… It is replete with every convenience, and will prove in every respect a really model building. On entering the main door the visitor will find himself is a vestibule of noble proportions communicating with the hall, which in its turn gives access to a long corridor running parallel with the front. Immediately opposite the hall is a massive granite staircase with a hoist communicating with the topmost story. On the right is the directors’ room and cloak room, and beyond these the school entrance in the right wing. At the extreme end of the corridor admittance is given to the school-room, an apartment 65 feet by 25 feet, having accommodation for 170 boys. This room is be stuccoed in the interior with an open timber roof. On the left of the corridor is the assistant master’s room, and adjoining that the study, whilst opposite these apartments, and extending to the back is a large dining hall 70 feet by 25 feet, and at the further end a door communicates with the headmaster’s apartments. On either side of the front entrance are the reception room and drawing room, and at the back dining and sitting rooms, whilst at the rear is the kitchen, measuring 25 feet by 16 feet. On the side and back of the schoolroom are five class rooms. On the first floor is a corridor similar to that on the ground floor just described, running the entire length of the building. Over the directors’ room and extending from the hall into the tower is a dormitory capable of accommodating at least 26 boys, and another similar apartment is planned over the hall, whilst to the left and rear are the assistant masters’ rooms. The servants’ bedrooms are at the rear of the headmaster’s apartments. The tower on each side of the two upper floors is devoted to bath rooms, and there is space over the five class rooms for additional dormitories, should the demand upon the school necessitate it. The top floor is very similar to the second one, and here there is a convenient hospital carefully isolated from the remainder of the building, taking the place of the rearmost assistant masters’ bed room. All the usual offices are provided, and from the care bestowed upon the ventilation and drainage a thoroughly healthy building may be confidently looked forward to…’5.

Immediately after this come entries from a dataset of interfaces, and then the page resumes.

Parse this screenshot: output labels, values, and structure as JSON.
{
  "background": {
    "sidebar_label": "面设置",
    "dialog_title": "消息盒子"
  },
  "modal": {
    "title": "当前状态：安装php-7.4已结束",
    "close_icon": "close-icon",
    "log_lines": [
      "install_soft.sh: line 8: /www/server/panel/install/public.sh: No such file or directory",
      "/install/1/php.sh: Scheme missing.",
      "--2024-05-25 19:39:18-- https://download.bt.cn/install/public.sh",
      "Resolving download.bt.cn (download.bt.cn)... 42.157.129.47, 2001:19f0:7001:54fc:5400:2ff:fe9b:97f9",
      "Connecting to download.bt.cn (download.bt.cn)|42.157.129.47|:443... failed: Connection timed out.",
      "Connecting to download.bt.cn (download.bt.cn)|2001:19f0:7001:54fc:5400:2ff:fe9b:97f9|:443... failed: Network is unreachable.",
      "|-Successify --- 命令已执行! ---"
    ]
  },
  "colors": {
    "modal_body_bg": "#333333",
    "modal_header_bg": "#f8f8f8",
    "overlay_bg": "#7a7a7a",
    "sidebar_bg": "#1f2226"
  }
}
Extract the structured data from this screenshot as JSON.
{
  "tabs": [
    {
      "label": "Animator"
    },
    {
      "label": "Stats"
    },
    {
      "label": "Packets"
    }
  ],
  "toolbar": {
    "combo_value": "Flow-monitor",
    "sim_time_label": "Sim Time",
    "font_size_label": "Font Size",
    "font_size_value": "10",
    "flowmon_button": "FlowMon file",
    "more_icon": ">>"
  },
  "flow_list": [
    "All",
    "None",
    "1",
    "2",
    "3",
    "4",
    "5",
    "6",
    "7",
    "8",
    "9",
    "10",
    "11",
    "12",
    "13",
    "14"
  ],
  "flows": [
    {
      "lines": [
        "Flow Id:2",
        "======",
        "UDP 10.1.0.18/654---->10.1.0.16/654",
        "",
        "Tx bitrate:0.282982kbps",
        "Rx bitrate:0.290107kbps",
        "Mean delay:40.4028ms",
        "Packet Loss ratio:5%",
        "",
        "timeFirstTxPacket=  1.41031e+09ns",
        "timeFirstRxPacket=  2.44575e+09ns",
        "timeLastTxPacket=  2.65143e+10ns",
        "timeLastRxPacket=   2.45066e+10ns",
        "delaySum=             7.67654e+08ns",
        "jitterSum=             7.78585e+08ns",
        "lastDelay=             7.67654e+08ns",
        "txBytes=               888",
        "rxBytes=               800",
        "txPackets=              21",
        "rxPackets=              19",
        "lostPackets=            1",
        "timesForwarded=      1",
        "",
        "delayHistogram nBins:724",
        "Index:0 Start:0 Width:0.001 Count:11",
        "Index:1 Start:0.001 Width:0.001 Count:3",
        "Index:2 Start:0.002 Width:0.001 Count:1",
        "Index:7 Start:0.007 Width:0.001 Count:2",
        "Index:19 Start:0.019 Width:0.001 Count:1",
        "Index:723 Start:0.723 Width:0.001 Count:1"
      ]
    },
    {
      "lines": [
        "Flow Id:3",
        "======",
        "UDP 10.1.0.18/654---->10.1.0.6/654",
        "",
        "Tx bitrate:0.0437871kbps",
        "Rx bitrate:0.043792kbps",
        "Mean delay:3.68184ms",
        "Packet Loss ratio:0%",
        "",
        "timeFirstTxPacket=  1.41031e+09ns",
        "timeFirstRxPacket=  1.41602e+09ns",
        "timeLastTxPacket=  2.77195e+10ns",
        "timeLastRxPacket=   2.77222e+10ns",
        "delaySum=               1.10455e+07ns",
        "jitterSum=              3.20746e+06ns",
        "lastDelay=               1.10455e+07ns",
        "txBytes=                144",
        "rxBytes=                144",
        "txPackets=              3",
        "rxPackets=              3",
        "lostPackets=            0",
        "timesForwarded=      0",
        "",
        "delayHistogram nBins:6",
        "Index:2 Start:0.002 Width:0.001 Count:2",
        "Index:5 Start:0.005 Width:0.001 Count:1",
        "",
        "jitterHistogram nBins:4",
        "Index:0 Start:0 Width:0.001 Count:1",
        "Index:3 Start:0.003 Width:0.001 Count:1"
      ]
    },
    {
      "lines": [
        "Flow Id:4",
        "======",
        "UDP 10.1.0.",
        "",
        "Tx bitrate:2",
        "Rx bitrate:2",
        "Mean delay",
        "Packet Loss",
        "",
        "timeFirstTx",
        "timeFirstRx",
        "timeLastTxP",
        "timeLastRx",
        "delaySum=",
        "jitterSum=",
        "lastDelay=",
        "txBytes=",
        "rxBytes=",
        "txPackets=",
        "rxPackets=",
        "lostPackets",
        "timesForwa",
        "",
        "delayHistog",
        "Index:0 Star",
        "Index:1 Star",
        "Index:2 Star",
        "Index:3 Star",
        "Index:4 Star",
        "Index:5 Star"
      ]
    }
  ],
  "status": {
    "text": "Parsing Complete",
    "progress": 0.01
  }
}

The new building would accommodate 120 boarders, in addition to day scholars, and would be opened in the late spring of the following year.
A sketch of the ground floor plan drawn up by Eliot Etwell, from the original held by the Archives and Cornish Studies Service at Kresen Kernow.
From 1950s, the stone is just visible behind the car